Youth Homelessness in Today’s Tough Economy
Around the country, runaway and homeless youth organizations are facing the challenge of accommodating more youth as a result of the current economic downturn. The relentless surge of home foreclosures, massive unemployment, stifling consumer debt and bankruptcies are conspiring to break up families and force more young people to the streets, youth workers say.
“Unfortunately, there has been a drastic increase” in young people needing emergency shelter, says Maria Mayola, director of community relations for Covenant House Florida in Orlando. “For two and a half to three months, we were well over capacity. We have been making special arrangements, using our chapel to accommodate more youth. For the first time in our history, we are operating off a waiting list.”
Steve Jella, associate executive director of San Diego Youth Services, says he’s seen a marked increase in youth seeking services for a variety of reasons, most of which can be associated with our troubled economy.
“Some of the programs I serve here focus on the eastern part of our county, which encompasses urban and rural areas.
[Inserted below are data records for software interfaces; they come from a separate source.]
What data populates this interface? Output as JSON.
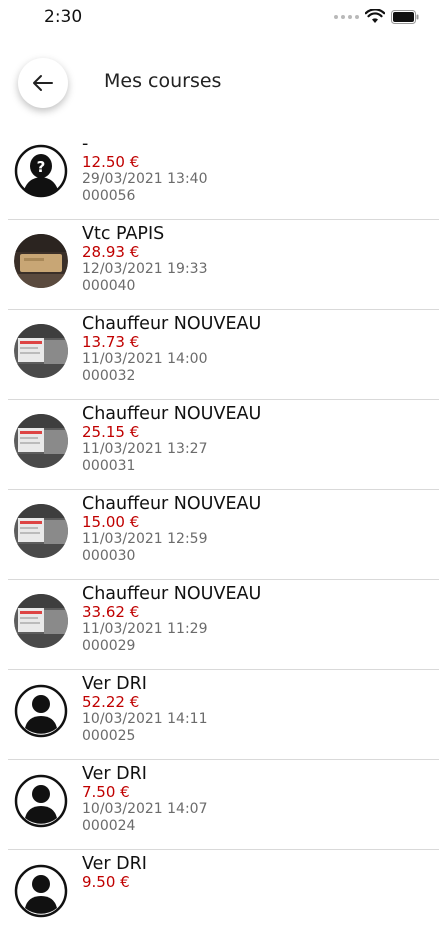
{
  "status": {
    "time": "2:30"
  },
  "header": {
    "title": "Mes courses"
  },
  "colors": {
    "amount": "#c00000",
    "divider": "#d9d9d9"
  },
  "rides": [
    {
      "name": "-",
      "amount": "12.50 €",
      "datetime": "29/03/2021 13:40",
      "code": "000056",
      "avatar": "unknown-user-icon"
    },
    {
      "name": "Vtc PAPIS",
      "amount": "28.93 €",
      "datetime": "12/03/2021 19:33",
      "code": "000040",
      "avatar": "driver-photo"
    },
    {
      "name": "Chauffeur NOUVEAU",
      "amount": "13.73 €",
      "datetime": "11/03/2021 14:00",
      "code": "000032",
      "avatar": "screen-photo"
    },
    {
      "name": "Chauffeur NOUVEAU",
      "amount": "25.15 €",
      "datetime": "11/03/2021 13:27",
      "code": "000031",
      "avatar": "screen-photo"
    },
    {
      "name": "Chauffeur NOUVEAU",
      "amount": "15.00 €",
      "datetime": "11/03/2021 12:59",
      "code": "000030",
      "avatar": "screen-photo"
    },
    {
      "name": "Chauffeur NOUVEAU",
      "amount": "33.62 €",
      "datetime": "11/03/2021 11:29",
      "code": "000029",
      "avatar": "screen-photo"
    },
    {
      "name": "Ver DRI",
      "amount": "52.22 €",
      "datetime": "10/03/2021 14:11",
      "code": "000025",
      "avatar": "user-icon"
    },
    {
      "name": "Ver DRI",
      "amount": "7.50 €",
      "datetime": "10/03/2021 14:07",
      "code": "000024",
      "avatar": "user-icon"
    },
    {
      "name": "Ver DRI",
      "amount": "9.50 €",
      "datetime": "",
      "code": "",
      "avatar": "user-icon"
    }
  ]
}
We’re noticing a lot of trends. [One community] has one of the highest foreclosure rates in the county and at the same time, it also has the highest rate of where parolees go. So there are a lot of youth and families that we traditionally serve now coming in with significantly more severe problems,” he says.
For the entire article: http://ncfy.acf.hhs.gov/tools/exchange/serving-youth-economic-downturn/youth-homelessness .
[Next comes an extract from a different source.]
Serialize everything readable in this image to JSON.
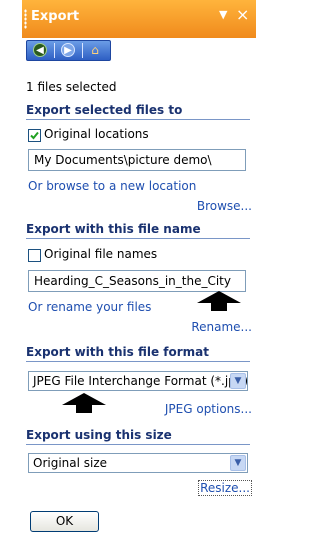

In the United States, on a per capita basis one of the richest OECD member countries, has a child poverty rate of 21.6 percent — meaning that more than one in every five children there lives in poverty per Globallist.